"The police take sexual assaults very seriously, especially when young people are involved. This crime is of course extremely offensive, and all of society needs to work against it. [With the bracelets] we can turn a spotlight on this issue and encourage those affected to report the crime."A few days later, it turned out that many of the perpetrators who sexually assaulted women at the "Putte i parken" music festival in Karlstad wore the "Don't grope" bracelet. It was the same story at the Bråvalla festival. Lisen Andréasson Florman, operations manager for the non-profit organization, Night Shift (Nattskiftet), had 50 volunteers patrolling the grounds of the Bråvalla festival every night. Despite this, Florman herself was attacked. She told the Swedish news agency, TT, that she was surrounded by three men who acted "totally disgusting."
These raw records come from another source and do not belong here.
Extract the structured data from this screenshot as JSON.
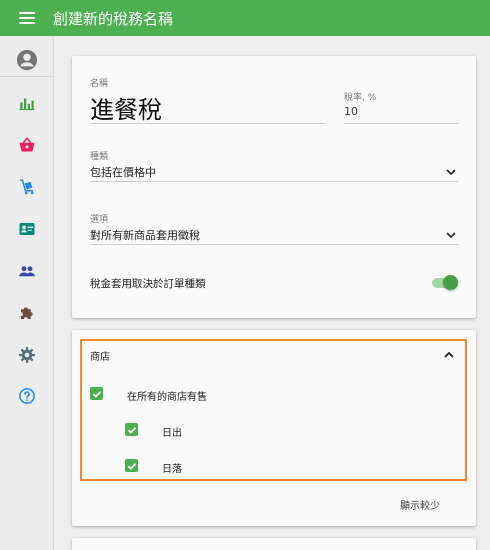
{
  "appbar": {
    "title": "創建新的稅務名稱"
  },
  "form": {
    "name": {
      "label": "名稱",
      "value": "進餐稅"
    },
    "rate": {
      "label": "稅率, %",
      "value": "10"
    },
    "type": {
      "label": "種類",
      "value": "包括在價格中"
    },
    "options": {
      "label": "選項",
      "value": "對所有新商品套用徵稅"
    },
    "toggle": {
      "label": "稅金套用取決於訂單種類",
      "on": true
    }
  },
  "stores": {
    "header": "商店",
    "all": {
      "label": "在所有的商店有售",
      "checked": true
    },
    "items": [
      {
        "label": "日出",
        "checked": true
      },
      {
        "label": "日落",
        "checked": true
      }
    ],
    "show_less": "顯示較少"
  },
  "colors": {
    "primary": "#4caf50",
    "highlight": "#ef8a33"
  },
  "nav_icons": [
    "account-icon",
    "bar-chart-icon",
    "basket-icon",
    "inventory-cart-icon",
    "customer-card-icon",
    "employees-icon",
    "integrations-puzzle-icon",
    "settings-gear-icon",
    "help-icon"
  ]
}
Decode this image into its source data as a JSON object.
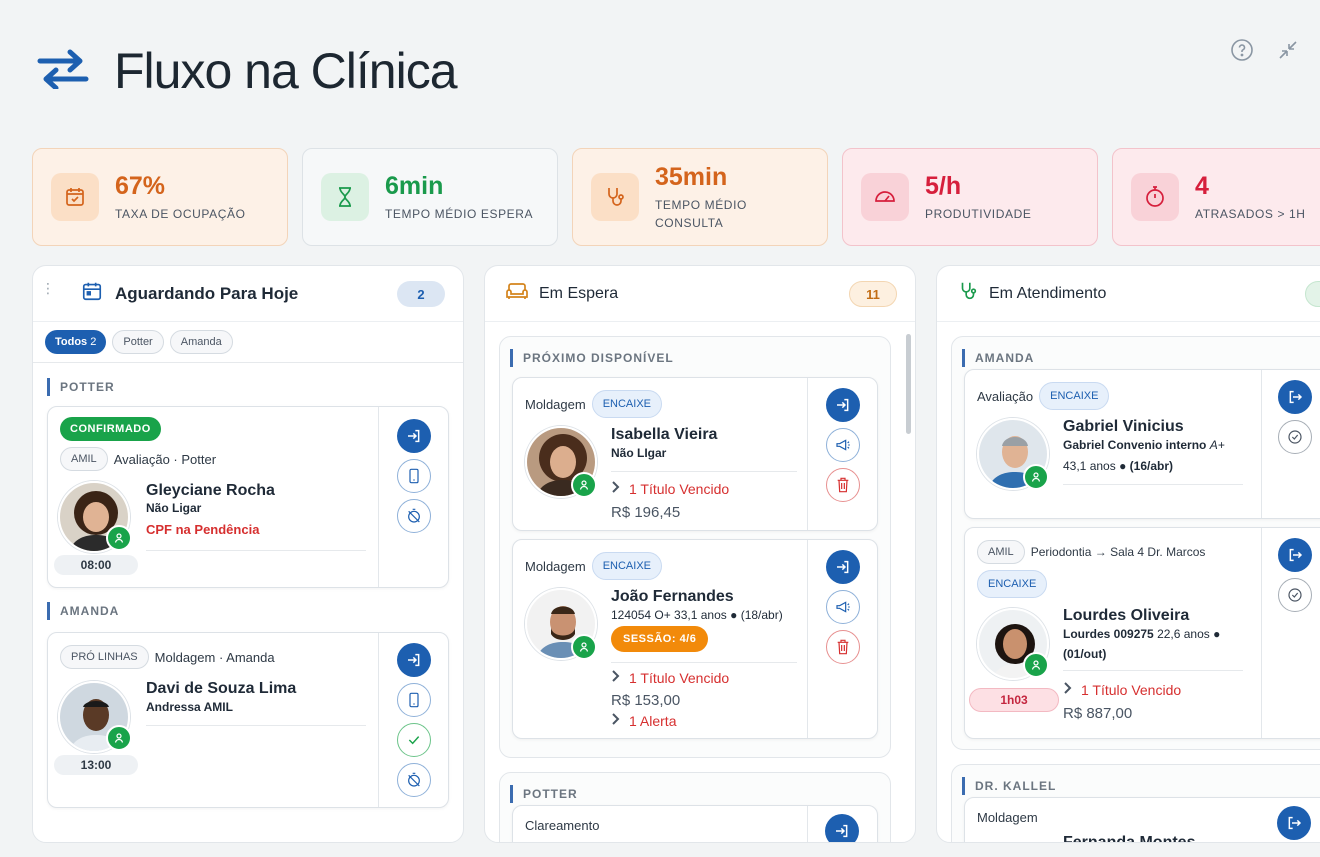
{
  "header": {
    "title": "Fluxo na Clínica",
    "icon": "swap-arrows-icon"
  },
  "top_icons": [
    "help-icon",
    "minimize-icon"
  ],
  "kpis": [
    {
      "value": "67%",
      "label": "TAXA DE OCUPAÇÃO",
      "color": "#d4641c",
      "bg": "#fdf0e6",
      "icon": "calendar-check-icon"
    },
    {
      "value": "6min",
      "label": "TEMPO MÉDIO ESPERA",
      "color": "#1a9a4c",
      "bg": "#f7f9fa",
      "icon": "hourglass-icon"
    },
    {
      "value": "35min",
      "label1": "TEMPO MÉDIO",
      "label2": "CONSULTA",
      "color": "#d4641c",
      "bg": "#fdf0e6",
      "icon": "stethoscope-icon"
    },
    {
      "value": "5/h",
      "label": "PRODUTIVIDADE",
      "color": "#d61f3c",
      "bg": "#fde9ec",
      "icon": "speedometer-icon"
    },
    {
      "value": "4",
      "label": "ATRASADOS > 1H",
      "color": "#d61f3c",
      "bg": "#fde9ec",
      "icon": "stopwatch-icon"
    }
  ],
  "col1": {
    "title": "Aguardando Para Hoje",
    "count": "2",
    "filters": [
      {
        "label": "Todos",
        "count": "2"
      },
      {
        "label": "Potter"
      },
      {
        "label": "Amanda"
      }
    ],
    "sec1": "POTTER",
    "card1": {
      "status": "CONFIRMADO",
      "tag": "AMIL",
      "desc": "Avaliação · Potter",
      "name": "Gleyciane Rocha",
      "sub": "Não Ligar",
      "alert": "CPF na Pendência",
      "time": "08:00"
    },
    "sec2": "AMANDA",
    "card2": {
      "tag": "PRÓ LINHAS",
      "desc": "Moldagem · Amanda",
      "name": "Davi de Souza Lima",
      "sub": "Andressa AMIL",
      "time": "13:00"
    }
  },
  "col2": {
    "title": "Em Espera",
    "count": "11",
    "sec1": "PRÓXIMO DISPONÍVEL",
    "card1": {
      "proc": "Moldagem",
      "tag": "ENCAIXE",
      "name": "Isabella Vieira",
      "sub": "Não LIgar",
      "alert": "1 Título Vencido",
      "money": "R$ 196,45"
    },
    "card2": {
      "proc": "Moldagem",
      "tag": "ENCAIXE",
      "name": "João Fernandes",
      "sub": "124054 O+ 33,1 anos",
      "sub_date": "(18/abr)",
      "session": "SESSÃO: 4/6",
      "alert": "1 Título Vencido",
      "money": "R$ 153,00",
      "alert2": "1 Alerta"
    },
    "sec2": "POTTER",
    "card3": {
      "proc": "Clareamento"
    }
  },
  "col3": {
    "title": "Em Atendimento",
    "sec1": "AMANDA",
    "card1": {
      "proc": "Avaliação",
      "tag": "ENCAIXE",
      "name": "Gabriel Vinicius",
      "sub": "Gabriel Convenio interno",
      "blood": "A+",
      "age": "43,1 anos",
      "date": "(16/abr)"
    },
    "card2": {
      "tag": "AMIL",
      "desc": "Periodontia → Sala 4 Dr. Marcos",
      "tag2": "ENCAIXE",
      "name": "Lourdes Oliveira",
      "sub": "Lourdes 009275",
      "age": "22,6 anos",
      "date": "(01/out)",
      "time": "1h03",
      "alert": "1 Título Vencido",
      "money": "R$ 887,00"
    },
    "sec2": "DR. KALLEL",
    "card3": {
      "proc": "Moldagem",
      "name": "Fernanda Montes"
    }
  }
}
"And these three men had those 'don't grope' bracelets on. It was completely surreal."And so it goes. The sexual assaults at this summer's music festivals have come one after another. Many people were therefore aghast to learn that the organizers of the Trästocksfestivalen music festival in Skellefteå had decided to arrange free bus rides to the festival for the local "unaccompanied refugee children."
However, festival chief Nils Andrén could not understand the criticism against the free buses at all, and stated that the festival's motto is "accessibility", and that it might seem expensive to new arrivals to pay for a bus ride to the festival themselves. Apart from offering free bus rides, the organizers also printed up posters advertising the festival in Persian, Arabic and Tigrinya. They claimed they were "proud to be the first music festival in Sweden that encourages a significant increase of newly arrived migrants in the audience."
By the time the Trästocksfestivalen ended, the police counted twelve reported sexual assaults.
The police concluded the report by suggesting various measures to prevent and investigate sexual assaults involving young people at public gatherings. The suggestions are painted in broad strokes:
- Preventive work through situational crime prevention.
- Build a strong foundation for cooperation between municipalities/organizers.
- Implement a recurring model for cooperation regarding the delegation of actions and responsibility.
- Direct measures according to cause-analysis.
- Establishing "joint contact centers" during public events.
- Make a correct analysis of the situation in time.
- Take the first steps towards bringing responsible parties to justice by having investigators on the scene.
- Legal investigation to establish if new criminal modes of operation constitute aggravating circumstances.